WHAT THE EXERCISE ASKS:
If a line below holds the word "JSON", count it; then say how many such lines there are and nothing else.

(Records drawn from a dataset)
◆ ◆ ◆ ◆ ◆

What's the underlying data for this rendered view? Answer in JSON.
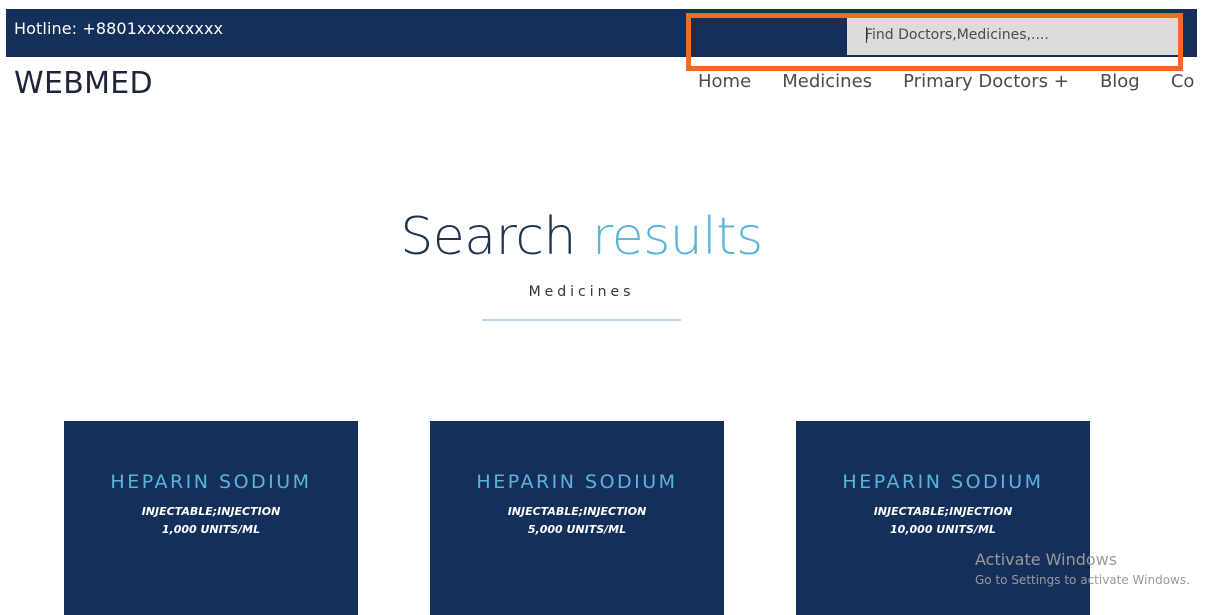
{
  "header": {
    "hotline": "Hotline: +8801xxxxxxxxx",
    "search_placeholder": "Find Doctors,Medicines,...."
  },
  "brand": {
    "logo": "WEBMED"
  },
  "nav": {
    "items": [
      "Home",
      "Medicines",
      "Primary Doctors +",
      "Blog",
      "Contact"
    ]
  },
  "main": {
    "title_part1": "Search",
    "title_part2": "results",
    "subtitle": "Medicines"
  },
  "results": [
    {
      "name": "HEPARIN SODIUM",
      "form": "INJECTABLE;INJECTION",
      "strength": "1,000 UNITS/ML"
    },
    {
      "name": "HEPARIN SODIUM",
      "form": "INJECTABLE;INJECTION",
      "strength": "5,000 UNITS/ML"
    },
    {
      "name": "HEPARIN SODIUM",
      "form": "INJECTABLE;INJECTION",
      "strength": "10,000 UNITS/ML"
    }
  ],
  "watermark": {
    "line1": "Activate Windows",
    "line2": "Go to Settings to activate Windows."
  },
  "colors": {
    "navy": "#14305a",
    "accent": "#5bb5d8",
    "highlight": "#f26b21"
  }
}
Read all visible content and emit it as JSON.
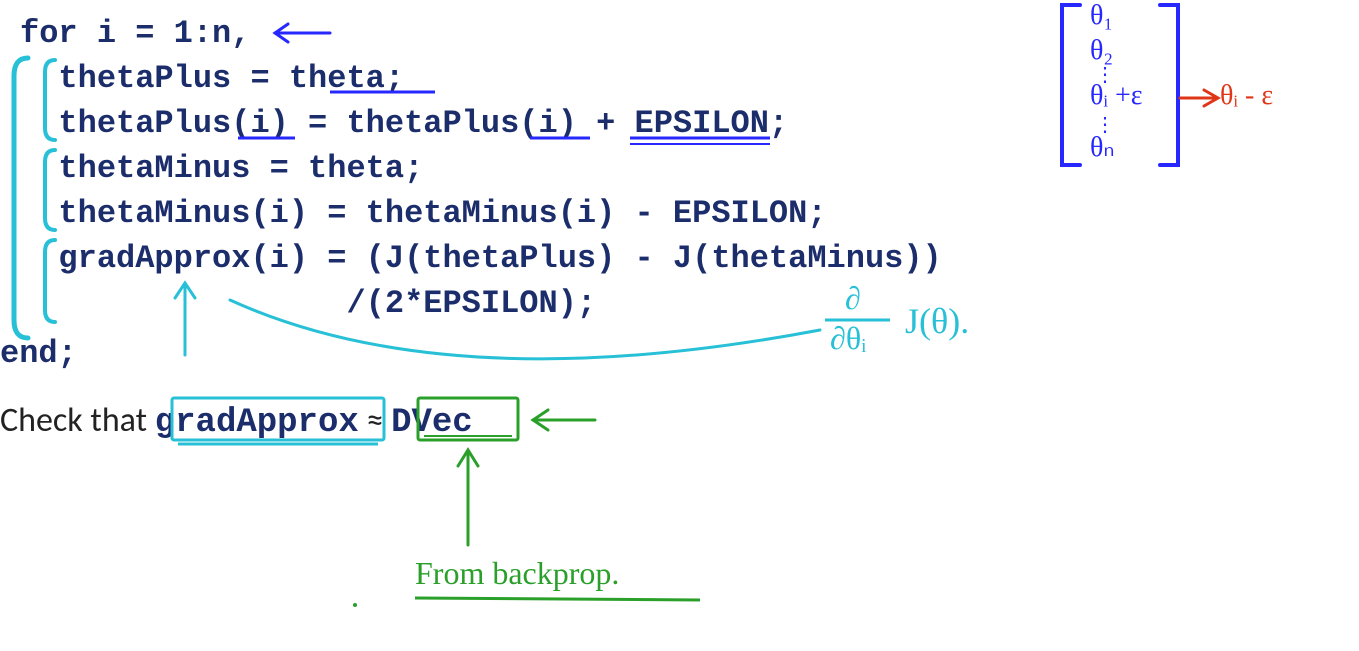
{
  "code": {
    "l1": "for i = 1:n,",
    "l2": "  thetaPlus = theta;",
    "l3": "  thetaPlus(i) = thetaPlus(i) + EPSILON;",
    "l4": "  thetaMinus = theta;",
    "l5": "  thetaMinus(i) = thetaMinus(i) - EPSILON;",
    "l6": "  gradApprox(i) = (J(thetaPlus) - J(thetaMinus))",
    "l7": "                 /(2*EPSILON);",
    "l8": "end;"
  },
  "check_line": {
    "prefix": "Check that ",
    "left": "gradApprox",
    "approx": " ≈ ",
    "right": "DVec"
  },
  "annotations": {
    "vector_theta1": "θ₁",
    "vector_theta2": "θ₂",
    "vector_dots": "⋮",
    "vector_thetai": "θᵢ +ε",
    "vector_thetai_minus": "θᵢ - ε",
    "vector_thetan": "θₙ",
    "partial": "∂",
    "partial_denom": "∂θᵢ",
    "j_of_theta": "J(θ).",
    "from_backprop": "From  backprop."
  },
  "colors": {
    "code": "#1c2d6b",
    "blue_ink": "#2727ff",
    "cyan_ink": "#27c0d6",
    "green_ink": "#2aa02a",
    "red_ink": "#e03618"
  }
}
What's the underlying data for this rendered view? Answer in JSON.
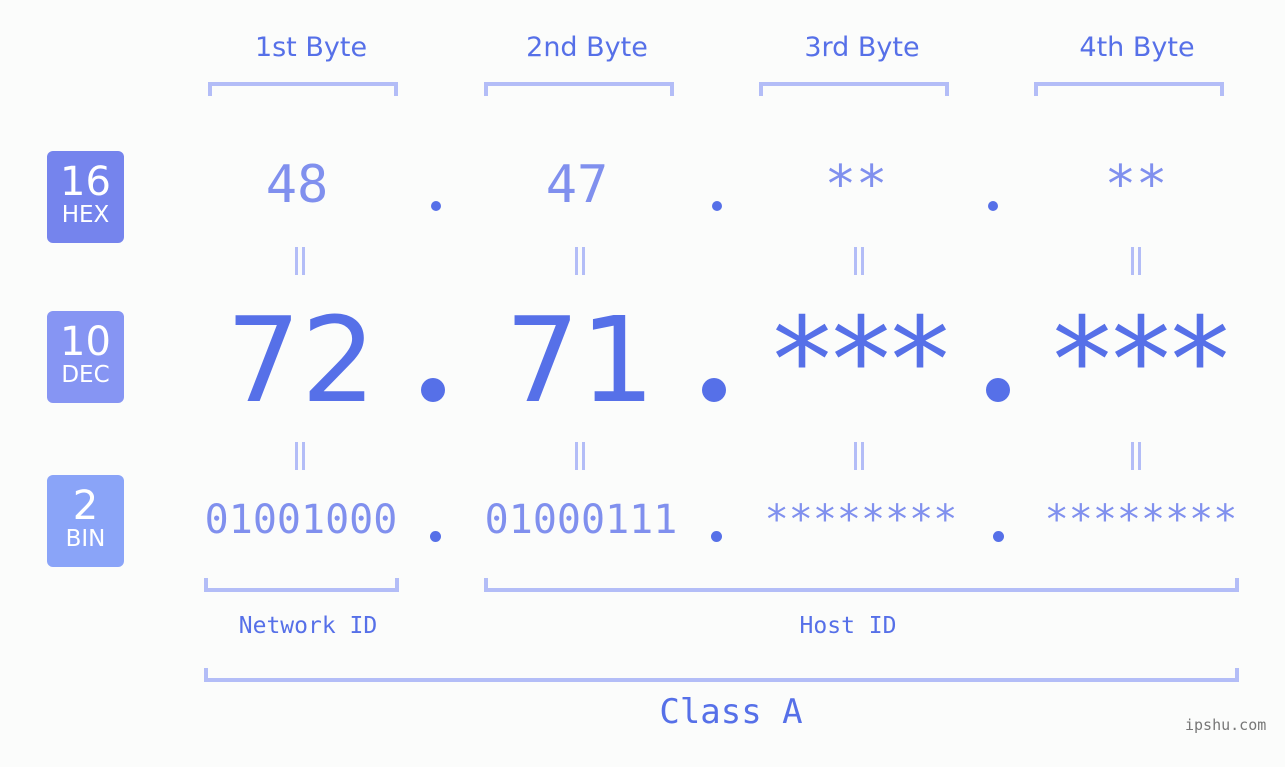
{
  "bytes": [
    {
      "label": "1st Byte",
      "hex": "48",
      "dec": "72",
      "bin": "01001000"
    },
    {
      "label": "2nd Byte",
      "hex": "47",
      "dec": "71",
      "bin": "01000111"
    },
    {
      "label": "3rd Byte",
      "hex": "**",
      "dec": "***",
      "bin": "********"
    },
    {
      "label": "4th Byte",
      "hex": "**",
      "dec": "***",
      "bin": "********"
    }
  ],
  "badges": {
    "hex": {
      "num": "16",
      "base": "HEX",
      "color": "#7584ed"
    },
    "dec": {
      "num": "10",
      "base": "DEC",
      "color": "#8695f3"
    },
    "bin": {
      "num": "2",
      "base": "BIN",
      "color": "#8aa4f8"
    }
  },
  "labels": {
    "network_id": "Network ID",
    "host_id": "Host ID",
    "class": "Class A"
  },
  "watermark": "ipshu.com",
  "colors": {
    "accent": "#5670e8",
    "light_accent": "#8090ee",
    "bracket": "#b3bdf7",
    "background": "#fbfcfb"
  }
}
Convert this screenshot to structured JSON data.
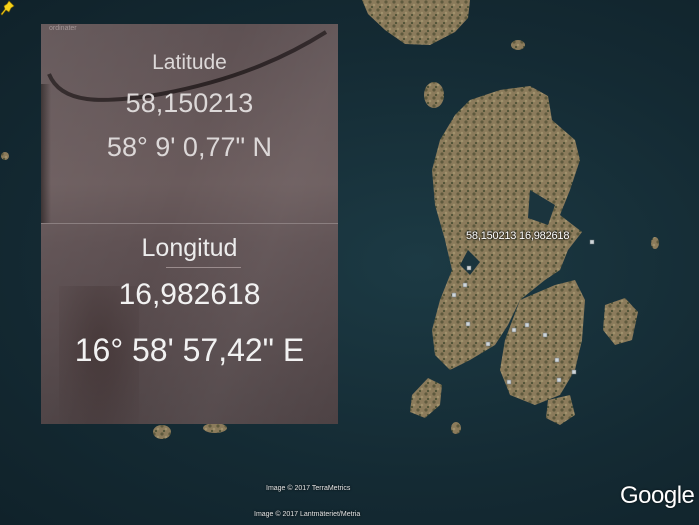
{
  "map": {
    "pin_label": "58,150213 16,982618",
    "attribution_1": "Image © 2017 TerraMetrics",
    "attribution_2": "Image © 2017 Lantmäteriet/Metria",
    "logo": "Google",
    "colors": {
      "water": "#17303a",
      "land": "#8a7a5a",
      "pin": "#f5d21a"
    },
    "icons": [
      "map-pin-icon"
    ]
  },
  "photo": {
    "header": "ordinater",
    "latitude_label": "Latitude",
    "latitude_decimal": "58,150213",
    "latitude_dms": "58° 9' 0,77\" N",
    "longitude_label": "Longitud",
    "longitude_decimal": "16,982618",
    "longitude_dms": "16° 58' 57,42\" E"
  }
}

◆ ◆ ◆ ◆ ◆

SOLUTION TO THIS TASK:
4